LAGOS, Nigeria – August, 2015 –The Central Bank of Nigeria (CBN) in conjunction with the Nigeria Electronic Fraud Forum (NeFF) recently held a seminar in Lagos on the newly enacted Cybercrime Act and the fight against E-Fraud in Nigeria.
NeFF is an initiative established by the CBN to provide a forum for stakeholders to exchange information and devise a collaborative approach to tackling electronic fraud and related losses in Nigeria. In addition, NeFF aims to serve as an official body to represent the financial industry’s position on fraud related issues, and proffer solutions that restore public confidence on card usage and electronic payments.
At the seminar — which was attended by regulators, bank executive, telecoms operators, lawyers, cyber security providers, law enforcement agencies among others, the invited speakers and panelists undertook a thorough analysis of the Cybercrime Act and its role as an effective tool in the efforts to combat cybercrime from all angles.
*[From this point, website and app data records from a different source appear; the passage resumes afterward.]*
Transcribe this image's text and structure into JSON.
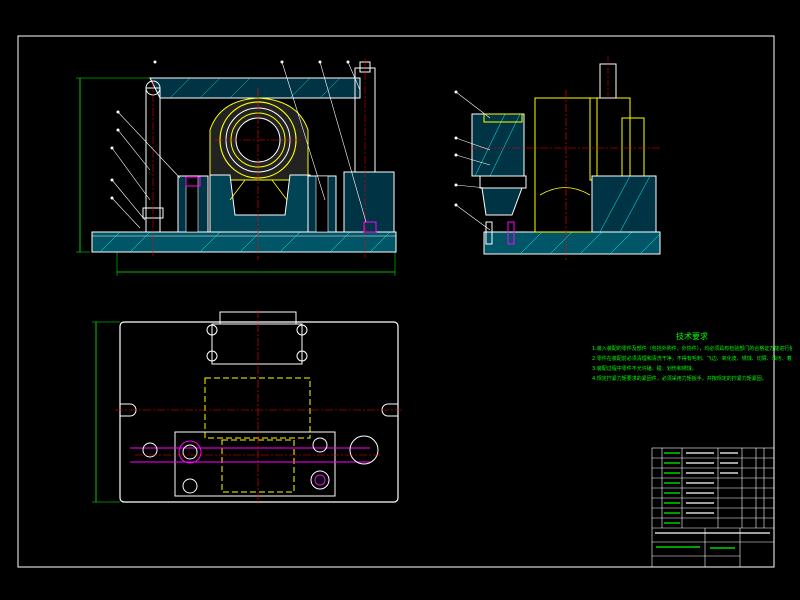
{
  "colors": {
    "background": "#000000",
    "outline": "#ffffff",
    "hatch": "#00ffff",
    "dimension": "#00ff00",
    "centerline": "#ff0000",
    "hidden": "#ffff00",
    "fastener": "#ff00ff"
  },
  "technical_notes": {
    "title": "技术要求",
    "lines": [
      "1.装入装配的零件及部件（包括外购件、外协件），均必须具有检验部门的合格证方能进行装配。",
      "2.零件在装配前必须清理和清洗干净，不得有毛刺、飞边、氧化皮、锈蚀、切屑、油污、着色剂和灰尘等。",
      "3.装配过程中零件不允许磕、碰、划伤和锈蚀。",
      "4.规定拧紧力矩要求的紧固件，必须采用力矩扳手，并按规定的拧紧力矩紧固。"
    ]
  }
}
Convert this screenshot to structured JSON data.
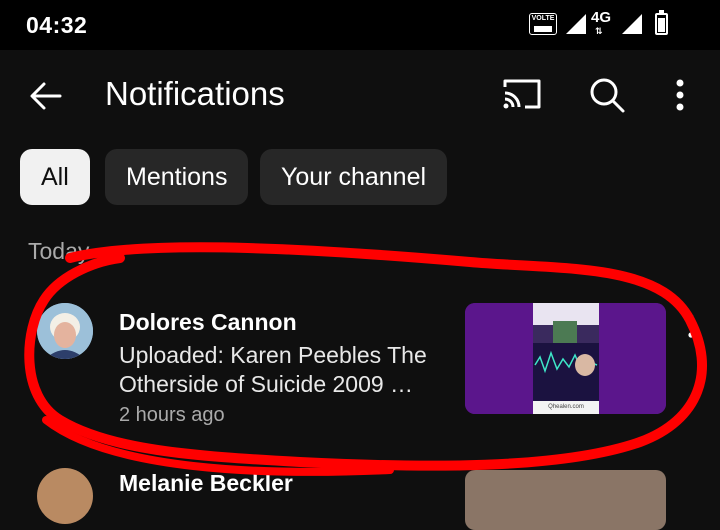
{
  "status": {
    "time": "04:32",
    "volte": "VOLTE",
    "network": "4G"
  },
  "header": {
    "title": "Notifications"
  },
  "filters": [
    {
      "label": "All",
      "active": true
    },
    {
      "label": "Mentions",
      "active": false
    },
    {
      "label": "Your channel",
      "active": false
    }
  ],
  "sections": {
    "today": "Today"
  },
  "notifications": [
    {
      "channel": "Dolores Cannon",
      "text": "Uploaded: Karen Peebles The Otherside of Suicide   2009   …",
      "time": "2 hours ago",
      "thumbnail_footer": "Qhealen.com"
    },
    {
      "channel": "Melanie Beckler"
    }
  ],
  "colors": {
    "background": "#0f0f0f",
    "chip": "#272727",
    "chip_active": "#f1f1f1",
    "annotation": "#ff0000"
  }
}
Speaking about the new Act, Templars Banking & Finance Partner, Chike Obianwu, who served as a facilitator at the seminar, expressed the view that the Act was fairly comprehensive and compared favourably with similar legislation in other jurisdictions, as well as such models as The Council of Europe Convention on Cybercrime (Budapest Convention) and the International Telecommunication Union (ITU) Toolkit for Cybercrime Legislation.
He noted with approval that the Act provided the flexibility of empowering the Attorney-General of the Federation to take steps from time to time to make the law conform to international standards, and to proactively maintain cooperation between Nigeria and other countries. He however expressed concern over the delay in setting up all agencies and machinery needed to enforce the Act.
He pointed out further that, unlike most other criminal statutes in Nigeria, the new Act provided not just prosecution and penalties, but also for restitution for victims.
The Cybercrime Prohibition Act was signed into law by the Federal Government, in May 2015. Stakeholders say it provides an effective, unified and comprehensive legal, regulatory and institutional framework for the prohibition, prevention, detection, prosecution and punishment of cybercriminals in the country. Other provisions of the Act include the manipulation of Automated Teller Machine/Point of Sale Terminals, phishing, spamming, spreading of computer virus and electronic cards’ related fraud, prescribing various prison terms and/or penalties for offenders.